Connecting the Troopers of Today with the Veterans of Yesterday.
All correct, John. Too bad Frank beat you to the answer.
I think what John Willis was trying to tell us is that it's time for another question. First to provide the correct answer gets a prize.
The question is:
What breed of horse was issued to Companies A, C, and K, 2d Cavalry, at the remount depot at Jolo, Philippine Islands, 1904-05?
Good luck trying to find the answer to THIS question!
Not sure if that is even a breed, Shannon. Would make for a great story though.
Dave,It probably is not a breed I was going to say thoroughbreds and then I saw this story,http://www.polomuseum.com/history_of_polo.htm
In the war years section of the story.
Good article, but it insinuates Teddy Roosevelt had horses during his charge up San Juan Hill, which he did not.
I found this article, The Army did not buy a "breed" of horse they bought a "type" of horse.
Prior to the Spanish-American War remounts were procured mostly by agents for the Quartermaster of the Army. The desires of the Colonel of the regiment to receive the horses were very important. Often agents were used to procure horses for a regiment, with a board of officers appointed to inspect and select remounts from the horses offered. This program proved unworkable druring the Span-Am War and was replaced with the Remount Service.
Note that during this time there was a furious debate over the "ideal cavalry horse." Warfare was changing dramatically (with the introduction of long ranged artillery, repeating rifles, and automatic weapons). The traditional Cavalry roles were often being filled by Dragoons, Mounted Infantry, and Mounted Rifles. Each use required a slightly different type of horse. During the Boer War in South Africa the British had appalling wastage of horses, particularly from Europe. Those from the Americas, India, and Australia did much better on the South African Veldt. This, also, influenced the type of horse each army would procure.
From the Spanish-American War onward the Remount Service specified a "Thoroughbred-type" horse as it's ideal standard. A large number of good stallions were placed around the U.S. Anyone could breed to these stallions and if a stallion was produced the Army had a "right of purchase at market value" on the get. In fact not all that many were bought, but part of the program was to have a good supply of good horses available in the event of a war. This paid some dividends in WWI, even though there was little Cavalry action in Europe.

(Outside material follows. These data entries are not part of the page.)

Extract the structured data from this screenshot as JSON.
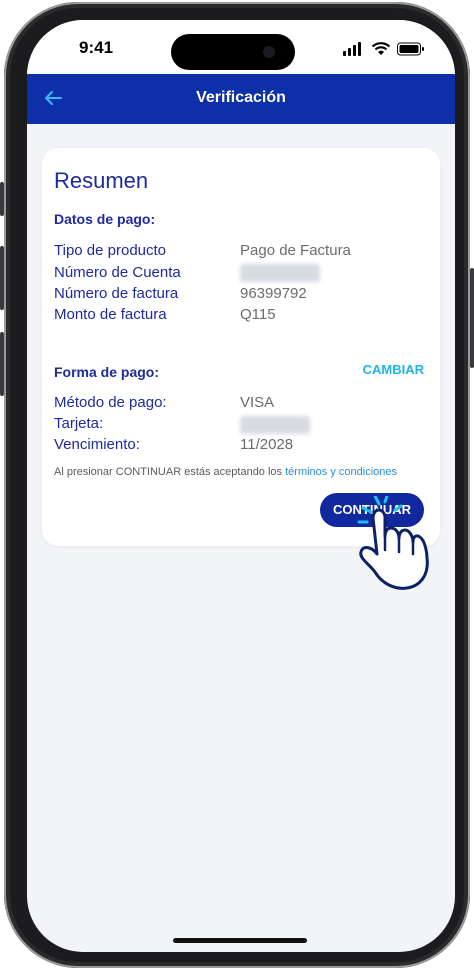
{
  "status_bar": {
    "time": "9:41"
  },
  "app_bar": {
    "title": "Verificación",
    "back_icon": "arrow-left-icon"
  },
  "summary": {
    "title": "Resumen",
    "payment_data": {
      "heading": "Datos de pago:",
      "rows": [
        {
          "label": "Tipo de producto",
          "value": "Pago de Factura"
        },
        {
          "label": "Número de Cuenta",
          "value": ""
        },
        {
          "label": "Número de factura",
          "value": "96399792"
        },
        {
          "label": "Monto de factura",
          "value": "Q115"
        }
      ]
    },
    "payment_method": {
      "heading": "Forma de pago:",
      "change_label": "CAMBIAR",
      "rows": [
        {
          "label": "Método de pago:",
          "value": "VISA"
        },
        {
          "label": "Tarjeta:",
          "value": ""
        },
        {
          "label": "Vencimiento:",
          "value": "11/2028"
        }
      ]
    },
    "terms_text": "Al presionar CONTINUAR estás aceptando los",
    "terms_link": "términos y condiciones",
    "continue_label": "CONTINUAR"
  },
  "colors": {
    "app_bar": "#0d2fa8",
    "primary_text": "#1f2a9e",
    "accent": "#20b4e6",
    "button": "#12289e"
  }
}
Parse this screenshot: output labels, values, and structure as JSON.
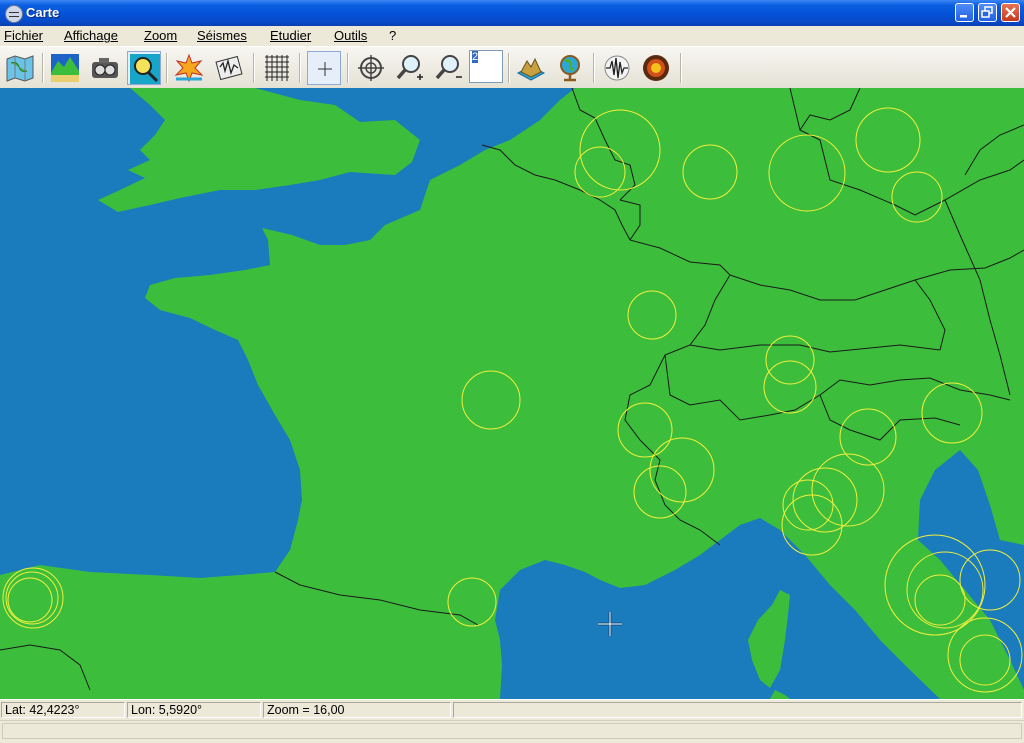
{
  "window": {
    "title": "Carte",
    "controls": [
      "minimize",
      "maximize",
      "close"
    ]
  },
  "menubar": {
    "items": [
      "Fichier",
      "Affichage",
      "Zoom",
      "Séismes",
      "Etudier",
      "Outils",
      "?"
    ]
  },
  "toolbar": {
    "buttons": [
      {
        "name": "map-icon"
      },
      {
        "name": "landscape-icon"
      },
      {
        "name": "camera-icon"
      },
      {
        "name": "magnifier-select-icon",
        "pressed": true
      },
      {
        "name": "earthquake-explosion-icon"
      },
      {
        "name": "seismograph-paper-icon"
      },
      {
        "name": "grid-icon"
      },
      {
        "name": "crosshair-icon",
        "pressed": true
      },
      {
        "name": "target-icon"
      },
      {
        "name": "zoom-in-icon"
      },
      {
        "name": "zoom-out-icon"
      },
      {
        "name": "relief-3d-icon"
      },
      {
        "name": "globe-icon"
      },
      {
        "name": "seismogram-icon"
      },
      {
        "name": "earth-core-icon"
      }
    ],
    "zoom_step_value": "2"
  },
  "map": {
    "colors": {
      "sea": "#1a7bbd",
      "land": "#3cbe3c",
      "border": "#1a1a1a",
      "quake_circle": "#f2ef3c"
    }
  },
  "statusbar": {
    "lat": "Lat: 42,4223°",
    "lon": "Lon: 5,5920°",
    "zoom": "Zoom = 16,00"
  }
}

And, as Tamara has noted, it had a profound effect on the development of the AQH.
For saddle use, 90%+ of the stallions were TBs, with the remainder being mostly Arabians and Morgans (those being donated to the Army).
There was also a demand for Field Artillery horses and Morgans were favored for this work. For heavier guns draft horses were used (until replaced by mechanical tow devices).
One place you can find some information that might be useful to you is the Society of the Military Horse. Google it and you'll find the site and forum. There are a number of threads there and some knowledgeable folks who can answer some of your questions.
Been a member of the Society of the Military Horse site for several years. Don't agree with the WW I reference though. The 2d Cavalry, who were the only ones to fight mounted on horseback during WW I, had to scrounge for broken down French farm animals to ride as no horses were brought from the States.
Consider the location before taking a guess. We're talking about the Philippines. Pretty hard to ship horses there from the US.
From what I can find it seems that all Filipino breeds originated from the Andalusian and a Chinese mare, as well as Arabian stallions, Mexican mustangs, Timor ponies thrown into the mix and my source also says some American thoroughbreds were introduced into the mix, not sure if that was before or after the date of our campaign in the Philippines and the breed I came up with is the Kabayo. Is that anywhere close?